## Instructions to follow
All lines with the word "immer" are to be found and copied from the listing.

## Material for the task

+++

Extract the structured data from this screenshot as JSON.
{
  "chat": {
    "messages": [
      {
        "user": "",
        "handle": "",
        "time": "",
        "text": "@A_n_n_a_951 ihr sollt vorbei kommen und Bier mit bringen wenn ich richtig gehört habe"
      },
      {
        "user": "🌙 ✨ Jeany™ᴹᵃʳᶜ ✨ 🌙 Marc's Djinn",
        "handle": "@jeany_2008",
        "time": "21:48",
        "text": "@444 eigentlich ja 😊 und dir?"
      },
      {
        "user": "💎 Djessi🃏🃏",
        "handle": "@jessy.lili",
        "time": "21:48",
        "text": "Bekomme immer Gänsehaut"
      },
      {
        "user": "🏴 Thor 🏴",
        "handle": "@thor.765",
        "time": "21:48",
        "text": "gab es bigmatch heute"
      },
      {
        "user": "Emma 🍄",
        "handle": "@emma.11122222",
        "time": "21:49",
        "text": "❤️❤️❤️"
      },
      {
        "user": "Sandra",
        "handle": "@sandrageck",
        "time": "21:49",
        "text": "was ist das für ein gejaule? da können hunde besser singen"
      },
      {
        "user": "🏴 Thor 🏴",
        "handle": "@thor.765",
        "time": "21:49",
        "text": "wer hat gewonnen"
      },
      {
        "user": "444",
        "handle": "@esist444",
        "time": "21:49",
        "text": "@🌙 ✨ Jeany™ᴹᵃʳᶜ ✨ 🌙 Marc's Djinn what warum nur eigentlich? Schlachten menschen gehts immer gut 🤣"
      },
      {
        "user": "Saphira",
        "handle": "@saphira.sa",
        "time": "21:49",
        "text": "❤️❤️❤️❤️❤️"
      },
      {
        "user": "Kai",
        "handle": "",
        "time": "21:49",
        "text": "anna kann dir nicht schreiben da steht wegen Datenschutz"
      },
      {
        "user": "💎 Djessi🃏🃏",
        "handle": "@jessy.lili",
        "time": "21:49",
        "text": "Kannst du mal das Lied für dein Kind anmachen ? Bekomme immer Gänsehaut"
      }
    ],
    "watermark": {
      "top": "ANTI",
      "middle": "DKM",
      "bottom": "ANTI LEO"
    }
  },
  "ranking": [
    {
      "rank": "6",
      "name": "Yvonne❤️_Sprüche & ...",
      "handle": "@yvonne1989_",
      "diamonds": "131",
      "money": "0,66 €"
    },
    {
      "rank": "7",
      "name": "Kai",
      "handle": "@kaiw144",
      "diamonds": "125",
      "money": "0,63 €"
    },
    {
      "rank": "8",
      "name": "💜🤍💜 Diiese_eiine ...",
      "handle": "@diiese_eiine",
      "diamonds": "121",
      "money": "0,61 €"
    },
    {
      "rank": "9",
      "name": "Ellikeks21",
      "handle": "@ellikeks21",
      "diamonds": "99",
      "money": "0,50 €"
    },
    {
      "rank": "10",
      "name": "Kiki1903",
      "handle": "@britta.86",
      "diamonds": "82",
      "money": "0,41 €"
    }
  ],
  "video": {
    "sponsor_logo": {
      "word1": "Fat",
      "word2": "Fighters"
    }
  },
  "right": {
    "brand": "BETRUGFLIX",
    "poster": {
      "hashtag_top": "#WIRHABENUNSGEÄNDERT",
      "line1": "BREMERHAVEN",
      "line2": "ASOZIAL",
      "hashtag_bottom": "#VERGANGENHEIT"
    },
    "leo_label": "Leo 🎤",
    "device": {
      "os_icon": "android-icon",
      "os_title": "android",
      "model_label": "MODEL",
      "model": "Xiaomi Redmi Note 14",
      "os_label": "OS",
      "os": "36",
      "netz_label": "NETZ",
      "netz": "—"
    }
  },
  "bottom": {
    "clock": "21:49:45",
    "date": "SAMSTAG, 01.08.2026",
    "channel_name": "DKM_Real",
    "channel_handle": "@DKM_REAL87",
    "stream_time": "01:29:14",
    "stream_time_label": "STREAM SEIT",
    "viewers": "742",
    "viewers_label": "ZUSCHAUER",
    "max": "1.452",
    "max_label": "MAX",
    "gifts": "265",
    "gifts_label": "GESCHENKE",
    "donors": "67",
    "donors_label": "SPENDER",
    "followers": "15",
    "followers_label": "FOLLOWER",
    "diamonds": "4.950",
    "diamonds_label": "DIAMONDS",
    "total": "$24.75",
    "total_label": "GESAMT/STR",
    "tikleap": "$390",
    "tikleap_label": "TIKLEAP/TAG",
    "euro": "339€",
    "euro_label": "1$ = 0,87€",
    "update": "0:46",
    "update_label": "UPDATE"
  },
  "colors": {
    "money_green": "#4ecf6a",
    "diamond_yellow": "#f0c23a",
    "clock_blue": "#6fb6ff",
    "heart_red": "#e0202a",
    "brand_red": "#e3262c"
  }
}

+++

## Result for this exercise
        "text": "Bekomme immer Gänsehaut"
        "text": "@🌙 ✨ Jeany™ᴹᵃʳᶜ ✨ 🌙 Marc's Djinn what warum nur eigentlich? Schlachten menschen gehts immer gut 🤣"
        "text": "Kannst du mal das Lied für dein Kind anmachen ? Bekomme immer Gänsehaut"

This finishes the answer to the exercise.